Entries from a dataset of interfaces
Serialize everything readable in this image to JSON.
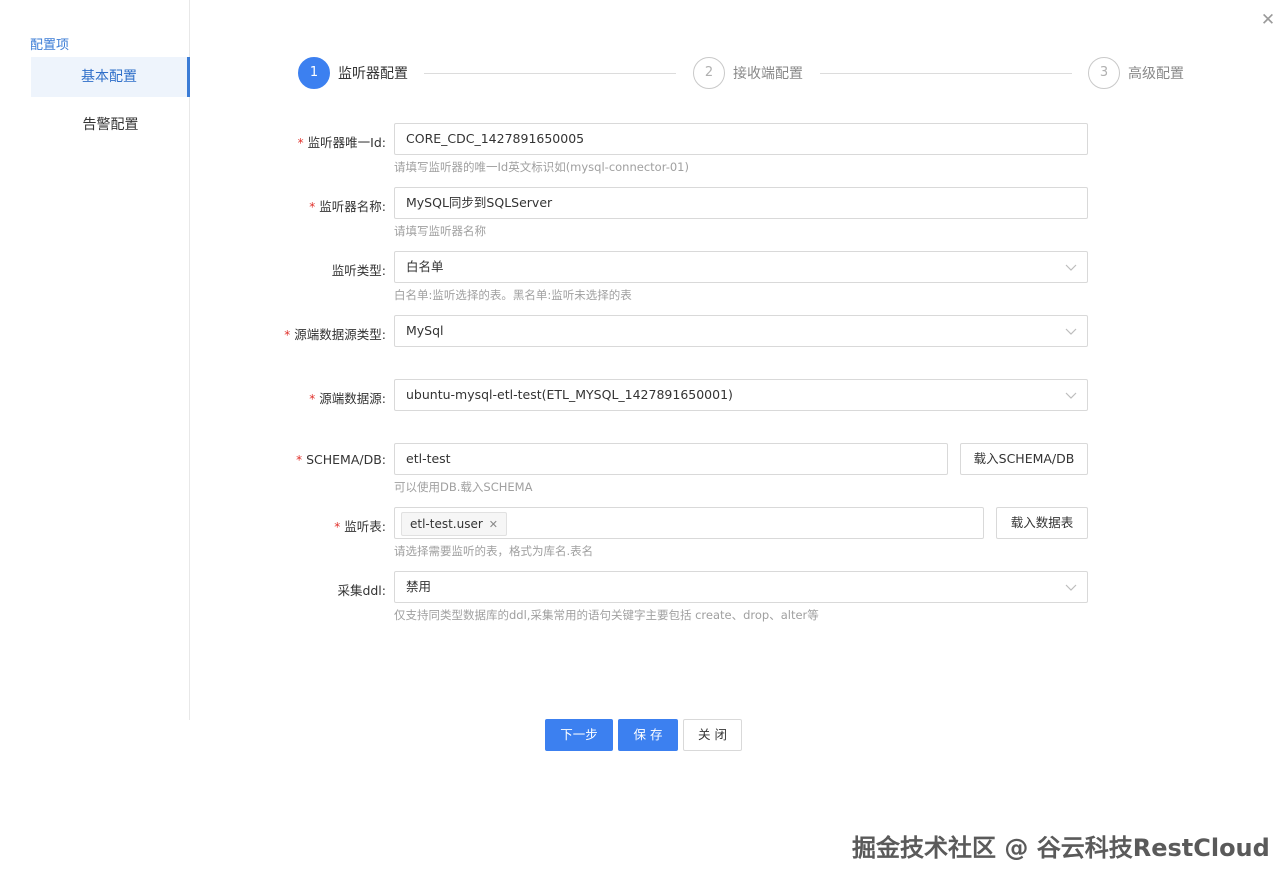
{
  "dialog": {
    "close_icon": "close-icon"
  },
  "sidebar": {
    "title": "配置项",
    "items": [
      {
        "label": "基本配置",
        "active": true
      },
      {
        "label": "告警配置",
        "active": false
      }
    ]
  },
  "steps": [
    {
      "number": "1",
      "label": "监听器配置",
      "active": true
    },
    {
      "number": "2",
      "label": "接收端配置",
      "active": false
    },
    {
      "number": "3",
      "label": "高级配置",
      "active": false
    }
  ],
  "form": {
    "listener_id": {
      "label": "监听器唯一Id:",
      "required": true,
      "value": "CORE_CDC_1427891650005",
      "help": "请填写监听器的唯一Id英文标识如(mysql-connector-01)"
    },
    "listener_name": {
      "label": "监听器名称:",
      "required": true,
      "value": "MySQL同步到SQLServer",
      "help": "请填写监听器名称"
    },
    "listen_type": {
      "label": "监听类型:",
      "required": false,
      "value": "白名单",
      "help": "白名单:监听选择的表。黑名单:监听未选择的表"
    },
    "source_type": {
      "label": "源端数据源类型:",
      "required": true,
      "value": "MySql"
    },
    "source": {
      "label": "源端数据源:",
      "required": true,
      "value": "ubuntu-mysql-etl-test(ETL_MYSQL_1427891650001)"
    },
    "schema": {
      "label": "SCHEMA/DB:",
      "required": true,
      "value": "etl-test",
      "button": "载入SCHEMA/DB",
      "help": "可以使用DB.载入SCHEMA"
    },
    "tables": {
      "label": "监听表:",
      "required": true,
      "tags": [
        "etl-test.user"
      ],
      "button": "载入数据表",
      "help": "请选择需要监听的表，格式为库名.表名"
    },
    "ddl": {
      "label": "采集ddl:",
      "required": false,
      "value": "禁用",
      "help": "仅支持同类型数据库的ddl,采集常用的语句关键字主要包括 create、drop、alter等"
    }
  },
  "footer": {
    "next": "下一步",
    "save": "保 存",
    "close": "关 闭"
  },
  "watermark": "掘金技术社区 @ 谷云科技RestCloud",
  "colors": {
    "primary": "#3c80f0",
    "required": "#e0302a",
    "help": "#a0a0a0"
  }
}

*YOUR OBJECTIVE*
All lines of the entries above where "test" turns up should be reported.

*WRITTEN SOLUTION*
      "value": "ubuntu-mysql-etl-test(ETL_MYSQL_1427891650001)"
      "value": "etl-test",
        "etl-test.user"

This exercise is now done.